The Cambodian Labor Confederation (CLC), a grouping of workers unions, has reported widespread violence and other abuses against workers last year.
In a statement, the CLC said restrictions on the activities of unions, coupled with arrests of activists, intimidation, and violence against workers were a cause for concern.
“The law on trade unions and the latest political developments had narrowed down the freedom of workers and unions,” it said.
The CLC report added that the authorities and companies had filed 43 complaints against its members last year, affecting more than 600 people. Violence was reported against more than 1,000 workers, it said.
However, the group reported a general improvement in the living conditions of workers thanks to a rising minimum wage, which was agreed to following years of bitter protest that resulted in several deaths at the hands of the security forces, as well as other advances in health care and rights.
“While there were some improvements, we also saw challenges, such as the freedom to hold rallies, stage strikes, and demonstrations,” it added.
The CLC statement came ahead of an expected International Labor Organization (ILO) report on the situation for Cambodian workers.
The ILO report called on the government to amend the trade union law to guarantee the rights of minors, remove the requirement to be able to read and write Khmer from the eligibility criteria for union leadership, and also allow workers with prior criminal records to become union leaders.
Ath Thorn, president of the CLC, said solving labor disputes should be a high priority for the government.
“Freedom issues have to be addressed first. If our workers have freedom, our unions have freedom, it would mean that they can negotiate to solve problems,” he said.
Ken Loo, secretary general of the Garment Manufacturers Association in Cambodia, and Heng Sour, labor ministry spokesman, could not be reached for comment.
Chin Malin, a justice ministry spokesman, said the courts had followed due process in all cases against unions and workers. He added that the restrictions on unions and workers did not impinge upon their rights, but prevented “incitement, political manipulation, gangsters, who caused anarchic activities.”

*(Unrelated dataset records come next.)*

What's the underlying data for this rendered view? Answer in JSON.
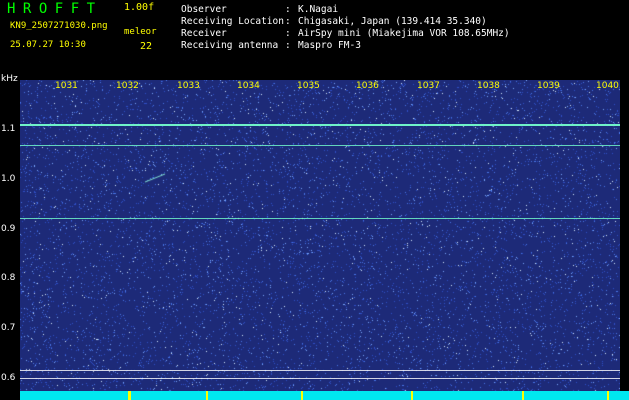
{
  "header": {
    "app_title": "HROFFT",
    "version": "1.00f",
    "filename": "KN9_2507271030.png",
    "timestamp": "25.07.27 10:30",
    "station_label": "meleor",
    "count": "22",
    "info": [
      {
        "label": "Observer",
        "value": "K.Nagai"
      },
      {
        "label": "Receiving Location",
        "value": "Chigasaki, Japan (139.414 35.340)"
      },
      {
        "label": "Receiver",
        "value": "AirSpy mini (Miakejima VOR 108.65MHz)"
      },
      {
        "label": "Receiving antenna",
        "value": "Maspro FM-3"
      }
    ]
  },
  "plot": {
    "unit_label": "kHz",
    "y_ticks": [
      "1.1",
      "1.0",
      "0.9",
      "0.8",
      "0.7",
      "0.6"
    ],
    "x_ticks": [
      "1031",
      "1032",
      "1033",
      "1034",
      "1035",
      "1036",
      "1037",
      "1038",
      "1039",
      "1040"
    ],
    "background_color": "#1d2a78",
    "signal_color": "#6ff2c8",
    "baseline_color": "#00e8f0"
  }
}
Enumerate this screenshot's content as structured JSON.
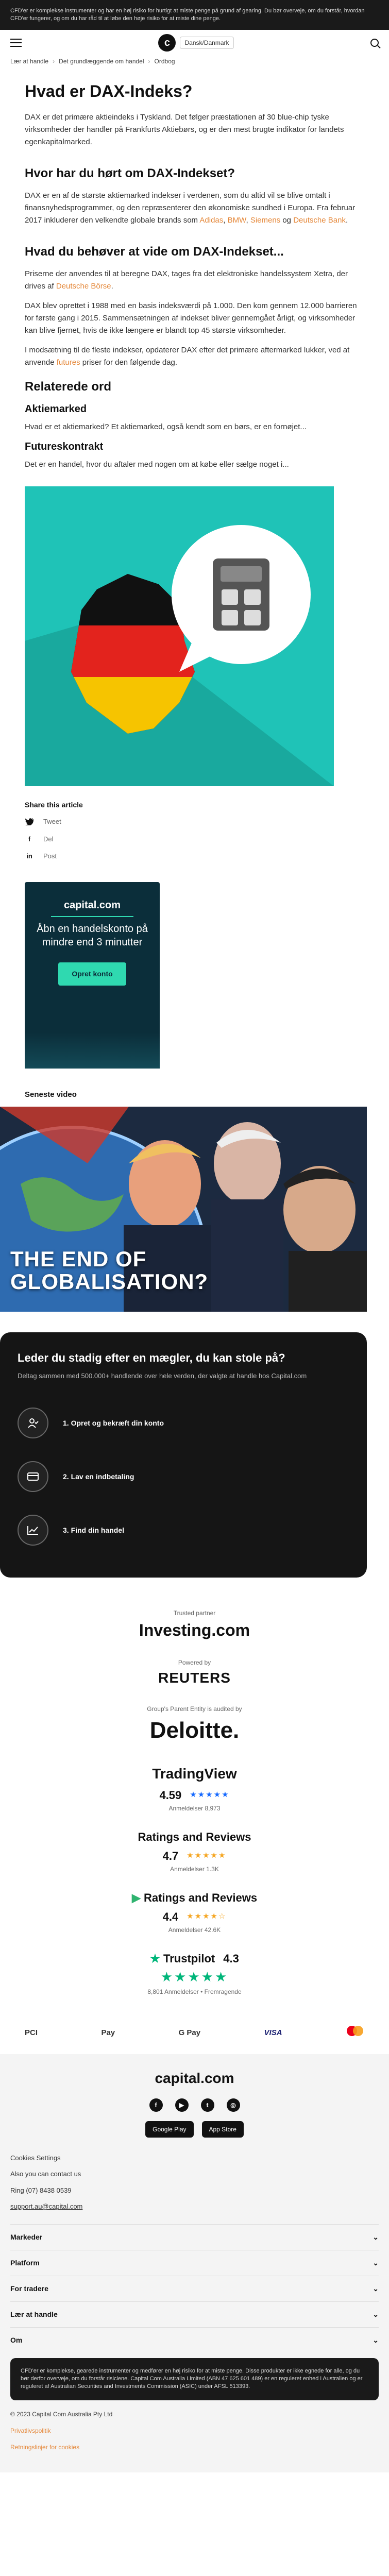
{
  "risk_banner": "CFD'er er komplekse instrumenter og har en høj risiko for hurtigt at miste penge på grund af gearing. Du bør overveje, om du forstår, hvordan CFD'er fungerer, og om du har råd til at løbe den høje risiko for at miste dine penge.",
  "header": {
    "logo_letter": "c",
    "language": "Dansk/Danmark"
  },
  "breadcrumb": [
    "Lær at handle",
    "Det grundlæggende om handel",
    "Ordbog"
  ],
  "article": {
    "title": "Hvad er DAX-Indeks?",
    "intro": "DAX er det primære aktieindeks i Tyskland. Det følger præstationen af 30 blue-chip tyske virksomheder der handler på Frankfurts Aktiebørs, og er den mest brugte indikator for landets egenkapitalmarked.",
    "h_heard": "Hvor har du hørt om DAX-Indekset?",
    "heard_text": "DAX er en af de største aktiemarked indekser i verdenen, som du altid vil se blive omtalt i finansnyhedsprogrammer, og den repræsenterer den økonomiske sundhed i Europa. Fra februar 2017 inkluderer den velkendte globale brands som",
    "heard_links": [
      "Adidas",
      "BMW",
      "Siemens",
      "Deutsche Bank"
    ],
    "h_need": "Hvad du behøver at vide om DAX-Indekset...",
    "need_p1": "Priserne der anvendes til at beregne DAX, tages fra det elektroniske handelssystem Xetra, der drives af",
    "need_p1_link": "Deutsche Börse",
    "need_p2": "DAX blev oprettet i 1988 med en basis indeksværdi på 1.000. Den kom gennem 12.000 barrieren for første gang i 2015. Sammensætningen af indekset bliver gennemgået årligt, og virksomheder kan blive fjernet, hvis de ikke længere er blandt top 45 største virksomheder.",
    "need_p3": "I modsætning til de fleste indekser, opdaterer DAX efter det primære aftermarked lukker, ved at anvende",
    "need_p3_link": "futures",
    "need_p3_end": "priser for den følgende dag.",
    "h_related": "Relaterede ord",
    "h_stock": "Aktiemarked",
    "stock_text": "Hvad er et aktiemarked? Et aktiemarked, også kendt som en børs, er en fornøjet...",
    "h_futures": "Futureskontrakt",
    "futures_text": "Det er en handel, hvor du aftaler med nogen om at købe eller sælge noget i..."
  },
  "share": {
    "title": "Share this article",
    "items": [
      "Tweet",
      "Del",
      "Post"
    ]
  },
  "promo": {
    "logo": "capital.com",
    "text": "Åbn en handelskonto på mindre end 3 minutter",
    "button": "Opret konto"
  },
  "video": {
    "title": "Seneste video",
    "caption_line1": "THE END OF",
    "caption_line2": "GLOBALISATION?"
  },
  "cta": {
    "title": "Leder du stadig efter en mægler, du kan stole på?",
    "subtitle": "Deltag sammen med 500.000+ handlende over hele verden, der valgte at handle hos Capital.com",
    "steps": [
      "1. Opret og bekræft din konto",
      "2. Lav en indbetaling",
      "3. Find din handel"
    ]
  },
  "trust": {
    "partner_label": "Trusted partner",
    "partner": "Investing.com",
    "powered_label": "Powered by",
    "powered": "REUTERS",
    "audited_label": "Group's Parent Entity is audited by",
    "auditor": "Deloitte.",
    "tv_name": "TradingView",
    "tv_rating": "4.59",
    "tv_reviews": "Anmeldelser 8,973",
    "apple_name": "Ratings and Reviews",
    "apple_rating": "4.7",
    "apple_reviews": "Anmeldelser 1.3K",
    "google_name": "Ratings and Reviews",
    "google_rating": "4.4",
    "google_reviews": "Anmeldelser 42.6K",
    "tp_name": "Trustpilot",
    "tp_rating": "4.3",
    "tp_reviews": "8,801 Anmeldelser • Fremragende"
  },
  "payments": [
    "PCI",
    "Pay",
    "G Pay",
    "VISA",
    "MC"
  ],
  "footer": {
    "logo": "capital.com",
    "stores": [
      "Google Play",
      "App Store"
    ],
    "cookie": "Cookies Settings",
    "contact_label": "Also you can contact us",
    "phone": "Ring (07) 8438 0539",
    "email": "support.au@capital.com",
    "sections": [
      "Markeder",
      "Platform",
      "For tradere",
      "Lær at handle",
      "Om"
    ],
    "legal": "CFD'er er komplekse, gearede instrumenter og medfører en høj risiko for at miste penge. Disse produkter er ikke egnede for alle, og du bør derfor overveje, om du forstår risiciene. Capital Com Australia Limited (ABN 47 625 601 489) er en reguleret enhed i Australien og er reguleret af Australian Securities and Investments Commission (ASIC) under AFSL 513393.",
    "copyright": "© 2023 Capital Com Australia Pty Ltd",
    "bottom_links": [
      "Privatlivspolitik",
      "Retningslinjer for cookies"
    ]
  },
  "colors": {
    "accent": "#e5883a",
    "teal": "#1fc3b7",
    "promo_bg": "#0b2e3a",
    "promo_accent": "#2fd9b0",
    "cta_bg": "#151515"
  }
}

In early 2014, at least five unarmed Cambodians were killed by the security forces during violent protests for higher wages. No officials have faced charges over the killings.